I don't have any issue with part of an overview of a technology being just flat-out demo code. That's an easy, clear way to focus on the topic at hand, nor do I expect folks to teach unit testing during presentations.
My argument/hope/wishful thinking would be that after that short demo a deeper discussion hits on how we really need to use this. How do we split things out so we /can/ test? What rough edges do folks run across when trying to implement the tech du jour? How do we work with these tools/products?
The overview of something's fine. Just give me as an engineer more to think about when I have to make hard choices about implementation.
Again, thanks for joining the discussion.
Oh, by the way -- not once did I ever indicate folks should be FORCED to show tests during demos or presentations. :)
Thanks for the comment, Jim. The "forced" comment actually came from DonXML. Over beers, he said he'd love to see a mandatory requirement that all evangelists' demos involve unit tests.
Here's a thought... what if there is a campaign at the user group level that focuses on code quality and best practices? I've got to admit, as evangelists we are constantly learning new technology and barely have time to learn it before our demos, let alone have any concept of best practices. We are miles wide and an inch deep on most technologies. But the user groups have deep expertise because you code for a living, work in teams for a living, and fight code quality issues daily. Instead of evangelists (who often haven't written a production line of code in years) trying to assert what best practices are, shouldn't the user groups be the ones to present and discuss best practices?
While an evangelist absolutely should be able to demo a test passing or failing, how effective is that? Shouldn't the local user group demonstrate and discuss the impact of agile, TDD, scrum, etc on daily lives? I'd certainly attend, but readily admit I am in no position to present on those topics.

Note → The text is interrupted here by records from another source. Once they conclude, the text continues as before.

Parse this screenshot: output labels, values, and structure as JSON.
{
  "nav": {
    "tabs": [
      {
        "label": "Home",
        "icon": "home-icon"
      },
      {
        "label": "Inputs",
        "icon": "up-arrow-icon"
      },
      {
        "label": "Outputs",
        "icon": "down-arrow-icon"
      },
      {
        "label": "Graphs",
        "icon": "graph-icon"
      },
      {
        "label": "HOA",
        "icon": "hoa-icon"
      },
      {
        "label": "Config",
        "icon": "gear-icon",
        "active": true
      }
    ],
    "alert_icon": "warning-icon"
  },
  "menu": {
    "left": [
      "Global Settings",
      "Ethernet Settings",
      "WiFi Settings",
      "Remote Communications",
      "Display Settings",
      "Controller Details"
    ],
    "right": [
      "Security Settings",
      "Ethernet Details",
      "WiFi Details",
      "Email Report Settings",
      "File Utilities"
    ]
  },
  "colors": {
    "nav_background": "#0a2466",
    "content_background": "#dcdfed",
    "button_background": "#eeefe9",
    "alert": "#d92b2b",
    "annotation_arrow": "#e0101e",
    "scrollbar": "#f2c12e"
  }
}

Heh, you hit on a sore spot: "best practices." I hate that term because everything depends. :D
Seriously, I'm not expecting you to teach best practices, Agile, or any methodology. Frankly, you SHOULD stay away from those.
What I'm asking for is discussion around how things should be implemented. Yes, tests would be nice in a demo, but at least show a decent design. No code in code behind. No behavior in XAML. Split all that out into a proper layered design.
Again, I think a quick run through using mashed up code is OK -- but by all means follow that up with the real world stuff.
I completely understand where evangelists are regarding distance from production code. While I don't expect y'all to change the world by yourselves, I would expect that you at least look to understanding those technologies enough to be able to speak to implementation details when talking to the technology. (I'll avoid making any parallels between evangelists and booth babes. :) )
You're absolutely right about the critical role of user groups and the broader community in this. I'm working on that end of things, or trying to.
That said, again I go back to my scalability thing. You folks get in front of SO many people that getting YOU discussing good implementation details of technologies is a tremendous benefit. You guys can also scale with partners/customers to learn a bit of the hard edges and pass those details back to the community, too.
You can't solve this issue all on your own, and I don't expect you to. I didn't expect Sun to pass on all this kind of stuff when I was doing Java work. But could you at least give a shot at helping? That's my real question.
Again, props for the discussion. That's at least part of the solution.